#### [WHAT YOU WILL DO]
Pull each line containing "this" out of the listing below.
★ ★ ★ ★ ★
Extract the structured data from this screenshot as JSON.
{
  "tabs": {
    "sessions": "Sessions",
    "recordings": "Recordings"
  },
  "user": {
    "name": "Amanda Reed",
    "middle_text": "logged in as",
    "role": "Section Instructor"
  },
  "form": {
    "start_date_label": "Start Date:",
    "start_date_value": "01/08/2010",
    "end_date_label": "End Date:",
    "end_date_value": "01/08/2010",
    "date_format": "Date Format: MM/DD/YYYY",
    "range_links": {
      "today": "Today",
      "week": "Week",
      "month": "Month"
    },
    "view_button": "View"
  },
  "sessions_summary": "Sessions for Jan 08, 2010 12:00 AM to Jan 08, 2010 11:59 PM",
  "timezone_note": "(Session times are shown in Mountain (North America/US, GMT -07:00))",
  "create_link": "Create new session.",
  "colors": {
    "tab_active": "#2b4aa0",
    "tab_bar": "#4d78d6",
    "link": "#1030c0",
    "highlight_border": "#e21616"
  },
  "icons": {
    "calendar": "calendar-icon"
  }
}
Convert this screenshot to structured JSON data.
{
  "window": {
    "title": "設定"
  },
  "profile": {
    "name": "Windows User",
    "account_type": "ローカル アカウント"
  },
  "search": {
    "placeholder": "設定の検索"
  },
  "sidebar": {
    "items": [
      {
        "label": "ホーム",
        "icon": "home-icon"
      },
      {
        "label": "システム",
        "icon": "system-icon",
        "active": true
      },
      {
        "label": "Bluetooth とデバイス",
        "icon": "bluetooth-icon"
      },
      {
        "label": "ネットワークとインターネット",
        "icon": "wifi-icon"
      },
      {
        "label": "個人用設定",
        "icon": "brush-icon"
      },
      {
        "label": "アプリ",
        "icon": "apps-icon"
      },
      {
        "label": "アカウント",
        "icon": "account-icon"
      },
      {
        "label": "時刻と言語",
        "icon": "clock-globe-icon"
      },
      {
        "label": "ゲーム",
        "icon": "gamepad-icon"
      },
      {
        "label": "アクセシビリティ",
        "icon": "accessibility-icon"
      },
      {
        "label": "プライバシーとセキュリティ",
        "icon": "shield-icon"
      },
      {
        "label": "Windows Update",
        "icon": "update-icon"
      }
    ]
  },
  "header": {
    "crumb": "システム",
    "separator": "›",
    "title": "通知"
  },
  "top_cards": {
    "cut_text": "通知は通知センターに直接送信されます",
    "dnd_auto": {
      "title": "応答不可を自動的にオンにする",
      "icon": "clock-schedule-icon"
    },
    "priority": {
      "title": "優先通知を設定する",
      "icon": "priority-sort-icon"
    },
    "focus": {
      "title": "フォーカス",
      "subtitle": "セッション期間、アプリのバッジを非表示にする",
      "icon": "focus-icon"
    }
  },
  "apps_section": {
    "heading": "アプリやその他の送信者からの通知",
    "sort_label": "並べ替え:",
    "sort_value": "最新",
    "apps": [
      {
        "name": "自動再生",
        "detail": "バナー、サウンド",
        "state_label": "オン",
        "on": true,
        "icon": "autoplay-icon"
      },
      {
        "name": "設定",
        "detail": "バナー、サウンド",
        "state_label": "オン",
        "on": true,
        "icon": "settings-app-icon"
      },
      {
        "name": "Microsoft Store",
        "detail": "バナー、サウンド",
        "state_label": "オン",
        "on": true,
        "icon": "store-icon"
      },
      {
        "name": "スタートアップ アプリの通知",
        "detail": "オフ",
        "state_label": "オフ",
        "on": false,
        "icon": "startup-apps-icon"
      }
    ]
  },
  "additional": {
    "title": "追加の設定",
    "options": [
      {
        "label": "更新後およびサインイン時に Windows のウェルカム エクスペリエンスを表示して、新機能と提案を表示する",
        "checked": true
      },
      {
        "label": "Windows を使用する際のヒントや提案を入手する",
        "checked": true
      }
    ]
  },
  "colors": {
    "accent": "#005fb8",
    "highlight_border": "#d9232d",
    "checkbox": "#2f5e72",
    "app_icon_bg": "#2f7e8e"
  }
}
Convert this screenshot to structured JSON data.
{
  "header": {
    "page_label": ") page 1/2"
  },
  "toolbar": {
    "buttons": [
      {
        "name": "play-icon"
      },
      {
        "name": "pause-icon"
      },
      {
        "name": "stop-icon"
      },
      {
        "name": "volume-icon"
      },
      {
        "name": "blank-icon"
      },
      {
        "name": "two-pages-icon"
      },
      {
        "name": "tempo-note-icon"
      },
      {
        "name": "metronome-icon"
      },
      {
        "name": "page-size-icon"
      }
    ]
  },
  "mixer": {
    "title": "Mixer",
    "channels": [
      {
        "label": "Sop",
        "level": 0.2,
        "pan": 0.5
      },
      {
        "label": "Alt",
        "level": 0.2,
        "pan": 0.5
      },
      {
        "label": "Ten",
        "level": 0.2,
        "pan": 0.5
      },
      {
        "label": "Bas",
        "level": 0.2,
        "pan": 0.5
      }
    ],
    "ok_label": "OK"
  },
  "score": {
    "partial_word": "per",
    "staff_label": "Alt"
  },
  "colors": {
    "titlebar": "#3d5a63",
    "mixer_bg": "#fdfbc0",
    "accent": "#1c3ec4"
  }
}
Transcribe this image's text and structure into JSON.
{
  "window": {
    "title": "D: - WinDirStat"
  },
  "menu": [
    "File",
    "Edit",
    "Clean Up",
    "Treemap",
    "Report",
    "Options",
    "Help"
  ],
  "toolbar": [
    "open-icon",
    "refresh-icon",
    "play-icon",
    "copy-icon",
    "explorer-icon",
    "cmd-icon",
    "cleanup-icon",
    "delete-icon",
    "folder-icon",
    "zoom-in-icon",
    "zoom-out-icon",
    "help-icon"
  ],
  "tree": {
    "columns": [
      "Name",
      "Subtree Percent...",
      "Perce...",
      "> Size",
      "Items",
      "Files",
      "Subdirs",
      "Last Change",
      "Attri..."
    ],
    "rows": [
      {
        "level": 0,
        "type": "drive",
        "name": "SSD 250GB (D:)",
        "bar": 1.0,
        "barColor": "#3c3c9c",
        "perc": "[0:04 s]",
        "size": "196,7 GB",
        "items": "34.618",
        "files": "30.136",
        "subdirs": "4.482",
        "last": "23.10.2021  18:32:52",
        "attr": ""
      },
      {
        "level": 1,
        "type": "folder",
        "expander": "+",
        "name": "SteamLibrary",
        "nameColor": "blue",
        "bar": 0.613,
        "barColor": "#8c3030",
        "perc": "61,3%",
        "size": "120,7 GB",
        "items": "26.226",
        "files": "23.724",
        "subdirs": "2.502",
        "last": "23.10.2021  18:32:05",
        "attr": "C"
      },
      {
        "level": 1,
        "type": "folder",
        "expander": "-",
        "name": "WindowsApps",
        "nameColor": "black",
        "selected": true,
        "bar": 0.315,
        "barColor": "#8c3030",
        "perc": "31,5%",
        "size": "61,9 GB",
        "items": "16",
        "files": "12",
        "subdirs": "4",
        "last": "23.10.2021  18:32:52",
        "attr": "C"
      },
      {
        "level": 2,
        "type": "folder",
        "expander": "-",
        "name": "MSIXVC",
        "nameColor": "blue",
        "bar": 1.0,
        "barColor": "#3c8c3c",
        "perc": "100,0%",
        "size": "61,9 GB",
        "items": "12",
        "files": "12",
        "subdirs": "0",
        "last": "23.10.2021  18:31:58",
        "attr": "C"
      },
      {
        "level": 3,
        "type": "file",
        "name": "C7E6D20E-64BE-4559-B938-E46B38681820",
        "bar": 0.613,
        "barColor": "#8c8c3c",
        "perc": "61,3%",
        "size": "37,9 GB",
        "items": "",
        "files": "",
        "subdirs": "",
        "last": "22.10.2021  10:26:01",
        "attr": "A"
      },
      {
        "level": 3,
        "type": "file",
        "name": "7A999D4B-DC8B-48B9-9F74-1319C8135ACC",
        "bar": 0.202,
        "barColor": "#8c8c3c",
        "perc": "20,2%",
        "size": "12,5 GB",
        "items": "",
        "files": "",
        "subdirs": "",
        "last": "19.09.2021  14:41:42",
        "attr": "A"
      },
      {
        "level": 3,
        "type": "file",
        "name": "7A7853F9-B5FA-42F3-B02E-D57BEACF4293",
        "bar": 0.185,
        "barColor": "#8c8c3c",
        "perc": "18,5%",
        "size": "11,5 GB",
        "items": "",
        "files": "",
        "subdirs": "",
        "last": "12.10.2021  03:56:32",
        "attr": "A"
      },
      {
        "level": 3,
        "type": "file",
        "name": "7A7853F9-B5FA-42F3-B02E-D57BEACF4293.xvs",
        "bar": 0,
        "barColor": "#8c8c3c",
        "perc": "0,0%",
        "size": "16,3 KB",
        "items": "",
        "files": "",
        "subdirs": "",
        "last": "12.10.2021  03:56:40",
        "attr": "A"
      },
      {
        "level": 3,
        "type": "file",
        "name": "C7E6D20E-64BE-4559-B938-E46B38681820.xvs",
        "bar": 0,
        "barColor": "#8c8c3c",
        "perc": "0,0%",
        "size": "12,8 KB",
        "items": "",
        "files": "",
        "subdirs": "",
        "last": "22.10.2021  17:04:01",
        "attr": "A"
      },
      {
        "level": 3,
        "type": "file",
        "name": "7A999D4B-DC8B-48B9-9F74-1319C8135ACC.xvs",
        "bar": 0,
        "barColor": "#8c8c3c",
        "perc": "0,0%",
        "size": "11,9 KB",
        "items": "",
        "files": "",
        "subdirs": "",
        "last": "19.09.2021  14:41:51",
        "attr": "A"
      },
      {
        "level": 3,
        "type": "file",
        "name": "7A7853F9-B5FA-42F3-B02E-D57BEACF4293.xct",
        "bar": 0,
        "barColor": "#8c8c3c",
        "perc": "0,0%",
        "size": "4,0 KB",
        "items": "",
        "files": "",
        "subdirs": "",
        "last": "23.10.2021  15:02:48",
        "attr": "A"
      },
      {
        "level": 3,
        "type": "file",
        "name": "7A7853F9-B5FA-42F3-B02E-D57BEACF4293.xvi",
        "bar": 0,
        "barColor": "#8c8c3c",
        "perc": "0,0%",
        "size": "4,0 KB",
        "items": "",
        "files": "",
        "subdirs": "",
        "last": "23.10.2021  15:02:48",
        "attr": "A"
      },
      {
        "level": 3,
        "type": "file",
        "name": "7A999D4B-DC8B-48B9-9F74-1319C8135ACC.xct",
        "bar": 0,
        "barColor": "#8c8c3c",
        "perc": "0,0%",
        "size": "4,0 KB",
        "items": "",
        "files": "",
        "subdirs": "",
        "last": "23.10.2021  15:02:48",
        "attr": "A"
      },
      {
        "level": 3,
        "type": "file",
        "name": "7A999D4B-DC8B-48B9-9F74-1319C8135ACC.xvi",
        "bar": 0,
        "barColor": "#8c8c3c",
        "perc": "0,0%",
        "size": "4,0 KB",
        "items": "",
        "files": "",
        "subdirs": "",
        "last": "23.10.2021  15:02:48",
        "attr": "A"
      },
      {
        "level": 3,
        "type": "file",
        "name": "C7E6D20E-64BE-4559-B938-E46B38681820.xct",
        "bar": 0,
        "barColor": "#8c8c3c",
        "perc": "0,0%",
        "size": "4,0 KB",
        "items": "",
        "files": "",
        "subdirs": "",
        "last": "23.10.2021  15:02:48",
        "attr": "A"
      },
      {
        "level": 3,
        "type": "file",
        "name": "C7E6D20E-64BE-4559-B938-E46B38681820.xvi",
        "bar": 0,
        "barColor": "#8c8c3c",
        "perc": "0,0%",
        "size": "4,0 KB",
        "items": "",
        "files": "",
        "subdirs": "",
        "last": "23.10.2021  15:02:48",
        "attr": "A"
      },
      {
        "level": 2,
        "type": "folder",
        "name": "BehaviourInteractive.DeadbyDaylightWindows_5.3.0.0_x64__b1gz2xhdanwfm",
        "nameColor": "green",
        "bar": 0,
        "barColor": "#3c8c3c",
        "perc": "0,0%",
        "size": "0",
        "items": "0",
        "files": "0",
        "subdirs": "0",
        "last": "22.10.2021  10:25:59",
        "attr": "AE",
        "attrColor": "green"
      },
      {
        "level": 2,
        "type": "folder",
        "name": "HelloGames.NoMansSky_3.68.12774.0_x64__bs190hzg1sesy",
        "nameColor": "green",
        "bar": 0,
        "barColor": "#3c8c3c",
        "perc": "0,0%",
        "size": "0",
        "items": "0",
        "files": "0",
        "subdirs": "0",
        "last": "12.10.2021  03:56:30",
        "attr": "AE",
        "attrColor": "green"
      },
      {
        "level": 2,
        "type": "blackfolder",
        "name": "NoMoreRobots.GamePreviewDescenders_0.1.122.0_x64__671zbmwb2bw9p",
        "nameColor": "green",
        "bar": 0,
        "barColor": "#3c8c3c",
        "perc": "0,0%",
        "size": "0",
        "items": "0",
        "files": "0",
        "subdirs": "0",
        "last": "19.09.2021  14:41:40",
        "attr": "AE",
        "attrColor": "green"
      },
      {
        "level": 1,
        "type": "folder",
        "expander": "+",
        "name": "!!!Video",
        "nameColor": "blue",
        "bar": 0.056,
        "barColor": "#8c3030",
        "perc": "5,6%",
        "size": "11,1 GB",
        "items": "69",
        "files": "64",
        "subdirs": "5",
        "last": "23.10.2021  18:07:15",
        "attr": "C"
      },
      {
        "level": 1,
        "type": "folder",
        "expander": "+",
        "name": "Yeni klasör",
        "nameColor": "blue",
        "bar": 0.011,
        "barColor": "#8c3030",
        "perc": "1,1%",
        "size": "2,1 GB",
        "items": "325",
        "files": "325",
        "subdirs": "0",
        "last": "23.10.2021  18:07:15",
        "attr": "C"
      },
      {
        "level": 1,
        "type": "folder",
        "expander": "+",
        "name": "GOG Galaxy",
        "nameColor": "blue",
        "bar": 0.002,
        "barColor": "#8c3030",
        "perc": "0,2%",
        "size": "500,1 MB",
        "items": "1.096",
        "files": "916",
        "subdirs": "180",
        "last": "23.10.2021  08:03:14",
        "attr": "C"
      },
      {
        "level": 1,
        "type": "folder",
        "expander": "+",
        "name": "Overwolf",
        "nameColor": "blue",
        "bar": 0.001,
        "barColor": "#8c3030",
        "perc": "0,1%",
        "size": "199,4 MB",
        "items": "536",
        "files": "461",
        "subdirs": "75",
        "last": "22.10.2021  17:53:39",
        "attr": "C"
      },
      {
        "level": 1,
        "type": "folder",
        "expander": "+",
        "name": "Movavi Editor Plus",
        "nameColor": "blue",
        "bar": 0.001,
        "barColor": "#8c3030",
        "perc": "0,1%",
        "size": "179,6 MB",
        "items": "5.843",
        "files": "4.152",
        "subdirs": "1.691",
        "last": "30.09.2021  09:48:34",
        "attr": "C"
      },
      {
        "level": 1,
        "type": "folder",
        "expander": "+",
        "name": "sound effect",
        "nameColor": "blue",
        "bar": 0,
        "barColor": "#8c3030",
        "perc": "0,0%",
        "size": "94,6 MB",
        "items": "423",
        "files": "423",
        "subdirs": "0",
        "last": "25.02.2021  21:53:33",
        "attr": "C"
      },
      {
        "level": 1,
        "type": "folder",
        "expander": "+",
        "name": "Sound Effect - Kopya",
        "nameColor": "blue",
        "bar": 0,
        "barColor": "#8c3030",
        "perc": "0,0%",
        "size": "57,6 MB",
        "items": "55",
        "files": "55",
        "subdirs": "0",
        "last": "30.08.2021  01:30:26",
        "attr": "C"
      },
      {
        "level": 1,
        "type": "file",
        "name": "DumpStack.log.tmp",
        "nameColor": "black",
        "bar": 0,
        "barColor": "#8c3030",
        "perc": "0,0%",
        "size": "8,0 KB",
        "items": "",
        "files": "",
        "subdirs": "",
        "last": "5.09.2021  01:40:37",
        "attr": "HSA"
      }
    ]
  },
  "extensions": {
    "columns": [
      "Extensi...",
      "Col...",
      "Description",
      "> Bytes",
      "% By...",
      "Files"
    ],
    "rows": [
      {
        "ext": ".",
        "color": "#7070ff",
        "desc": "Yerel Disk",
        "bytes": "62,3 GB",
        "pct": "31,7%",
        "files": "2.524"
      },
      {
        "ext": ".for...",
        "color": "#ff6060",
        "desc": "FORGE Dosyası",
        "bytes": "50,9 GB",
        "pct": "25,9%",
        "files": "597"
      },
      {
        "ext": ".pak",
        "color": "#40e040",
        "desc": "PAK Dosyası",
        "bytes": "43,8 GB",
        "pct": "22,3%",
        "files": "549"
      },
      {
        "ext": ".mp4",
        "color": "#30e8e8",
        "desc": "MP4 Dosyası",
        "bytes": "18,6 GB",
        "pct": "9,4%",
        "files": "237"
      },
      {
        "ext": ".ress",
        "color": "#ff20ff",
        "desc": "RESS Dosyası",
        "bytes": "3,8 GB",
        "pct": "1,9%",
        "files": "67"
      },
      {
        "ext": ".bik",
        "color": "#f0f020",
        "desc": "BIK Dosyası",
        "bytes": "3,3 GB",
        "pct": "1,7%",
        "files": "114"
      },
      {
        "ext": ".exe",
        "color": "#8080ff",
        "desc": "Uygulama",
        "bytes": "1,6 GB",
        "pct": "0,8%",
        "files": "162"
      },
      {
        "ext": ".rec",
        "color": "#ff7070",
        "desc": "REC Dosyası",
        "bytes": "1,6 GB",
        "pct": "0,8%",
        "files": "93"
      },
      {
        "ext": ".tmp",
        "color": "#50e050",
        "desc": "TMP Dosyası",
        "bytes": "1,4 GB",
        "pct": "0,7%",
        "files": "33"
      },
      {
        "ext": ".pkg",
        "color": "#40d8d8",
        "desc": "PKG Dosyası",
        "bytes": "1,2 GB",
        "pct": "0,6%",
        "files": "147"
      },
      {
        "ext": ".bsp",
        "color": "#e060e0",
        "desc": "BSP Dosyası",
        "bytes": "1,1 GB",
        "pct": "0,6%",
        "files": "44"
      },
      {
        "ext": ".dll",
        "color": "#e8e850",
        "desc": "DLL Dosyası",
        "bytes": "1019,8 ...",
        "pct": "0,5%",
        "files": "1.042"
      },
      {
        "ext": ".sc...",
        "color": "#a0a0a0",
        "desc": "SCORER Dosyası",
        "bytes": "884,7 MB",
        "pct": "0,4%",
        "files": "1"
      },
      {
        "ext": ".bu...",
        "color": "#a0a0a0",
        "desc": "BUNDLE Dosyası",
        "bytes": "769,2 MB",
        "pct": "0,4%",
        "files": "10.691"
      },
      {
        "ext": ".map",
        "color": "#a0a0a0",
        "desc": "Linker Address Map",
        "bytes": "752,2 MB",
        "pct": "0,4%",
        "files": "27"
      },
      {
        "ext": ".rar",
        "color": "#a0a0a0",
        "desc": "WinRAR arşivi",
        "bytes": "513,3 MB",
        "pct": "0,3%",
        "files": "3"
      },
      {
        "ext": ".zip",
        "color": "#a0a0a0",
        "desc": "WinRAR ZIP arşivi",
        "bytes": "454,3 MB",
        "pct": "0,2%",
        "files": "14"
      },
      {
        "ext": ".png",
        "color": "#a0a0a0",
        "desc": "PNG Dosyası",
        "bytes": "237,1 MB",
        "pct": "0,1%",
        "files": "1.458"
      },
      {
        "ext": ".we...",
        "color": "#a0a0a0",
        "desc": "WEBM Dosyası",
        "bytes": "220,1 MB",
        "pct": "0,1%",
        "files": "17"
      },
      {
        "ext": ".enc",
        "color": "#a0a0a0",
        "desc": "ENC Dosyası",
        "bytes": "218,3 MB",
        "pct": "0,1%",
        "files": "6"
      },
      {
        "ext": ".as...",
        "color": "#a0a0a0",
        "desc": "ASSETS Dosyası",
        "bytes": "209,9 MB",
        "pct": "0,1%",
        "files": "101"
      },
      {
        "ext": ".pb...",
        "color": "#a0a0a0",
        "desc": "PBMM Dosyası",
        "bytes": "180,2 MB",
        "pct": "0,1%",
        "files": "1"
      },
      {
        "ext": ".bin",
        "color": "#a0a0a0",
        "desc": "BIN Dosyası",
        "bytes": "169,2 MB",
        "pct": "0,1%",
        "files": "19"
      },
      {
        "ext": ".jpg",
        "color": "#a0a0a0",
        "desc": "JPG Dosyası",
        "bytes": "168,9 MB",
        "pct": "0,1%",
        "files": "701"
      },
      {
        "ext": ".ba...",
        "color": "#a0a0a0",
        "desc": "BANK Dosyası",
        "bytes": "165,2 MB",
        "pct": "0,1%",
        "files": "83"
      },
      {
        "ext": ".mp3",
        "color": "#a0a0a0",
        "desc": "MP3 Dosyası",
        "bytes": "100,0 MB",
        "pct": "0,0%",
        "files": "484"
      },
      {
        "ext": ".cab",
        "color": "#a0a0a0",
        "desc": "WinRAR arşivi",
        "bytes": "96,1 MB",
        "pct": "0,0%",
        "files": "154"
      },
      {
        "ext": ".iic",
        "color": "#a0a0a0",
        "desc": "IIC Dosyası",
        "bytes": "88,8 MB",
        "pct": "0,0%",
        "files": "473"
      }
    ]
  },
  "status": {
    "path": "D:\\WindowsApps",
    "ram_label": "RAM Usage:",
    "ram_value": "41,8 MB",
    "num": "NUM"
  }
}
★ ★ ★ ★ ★
#### [TASK ANSWER]
Extract the structured data from this screenshot as JSON.
Convert this screenshot to structured JSON data.
Convert this screenshot to structured JSON data.
Transcribe this image's text and structure into JSON.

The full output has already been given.